WHAT NEEDS TO BE DONE >> Filtering the records below, copy only those lines that include the word "about".

*** Opening of TASK INPUTS ***

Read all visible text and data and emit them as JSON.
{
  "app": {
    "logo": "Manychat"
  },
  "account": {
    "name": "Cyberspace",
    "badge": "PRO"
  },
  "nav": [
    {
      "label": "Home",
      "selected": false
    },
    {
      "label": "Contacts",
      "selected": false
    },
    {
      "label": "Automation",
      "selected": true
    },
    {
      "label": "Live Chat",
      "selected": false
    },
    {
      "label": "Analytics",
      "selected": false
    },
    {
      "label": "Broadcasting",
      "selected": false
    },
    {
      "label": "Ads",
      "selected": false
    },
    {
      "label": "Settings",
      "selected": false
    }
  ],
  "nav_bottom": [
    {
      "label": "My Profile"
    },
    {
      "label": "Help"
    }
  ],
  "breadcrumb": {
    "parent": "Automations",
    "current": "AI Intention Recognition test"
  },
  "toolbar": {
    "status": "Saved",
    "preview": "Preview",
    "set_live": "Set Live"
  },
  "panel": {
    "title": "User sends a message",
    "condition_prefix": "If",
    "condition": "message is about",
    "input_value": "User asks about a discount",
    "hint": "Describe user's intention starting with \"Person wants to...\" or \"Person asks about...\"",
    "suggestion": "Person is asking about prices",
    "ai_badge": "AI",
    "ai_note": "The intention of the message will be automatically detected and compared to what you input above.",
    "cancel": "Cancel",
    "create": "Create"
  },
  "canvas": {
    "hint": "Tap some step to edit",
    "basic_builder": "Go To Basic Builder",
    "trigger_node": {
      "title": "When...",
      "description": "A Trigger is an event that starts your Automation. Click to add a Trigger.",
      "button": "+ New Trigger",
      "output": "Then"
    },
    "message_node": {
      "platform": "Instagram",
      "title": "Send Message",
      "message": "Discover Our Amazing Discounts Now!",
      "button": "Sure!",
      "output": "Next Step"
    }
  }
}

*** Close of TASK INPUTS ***

WRITTEN RESPONSE >>
    "condition": "message is about",
    "input_value": "User asks about a discount",
    "hint": "Describe user's intention starting with \"Person wants to...\" or \"Person asks about...\"",
    "suggestion": "Person is asking about prices",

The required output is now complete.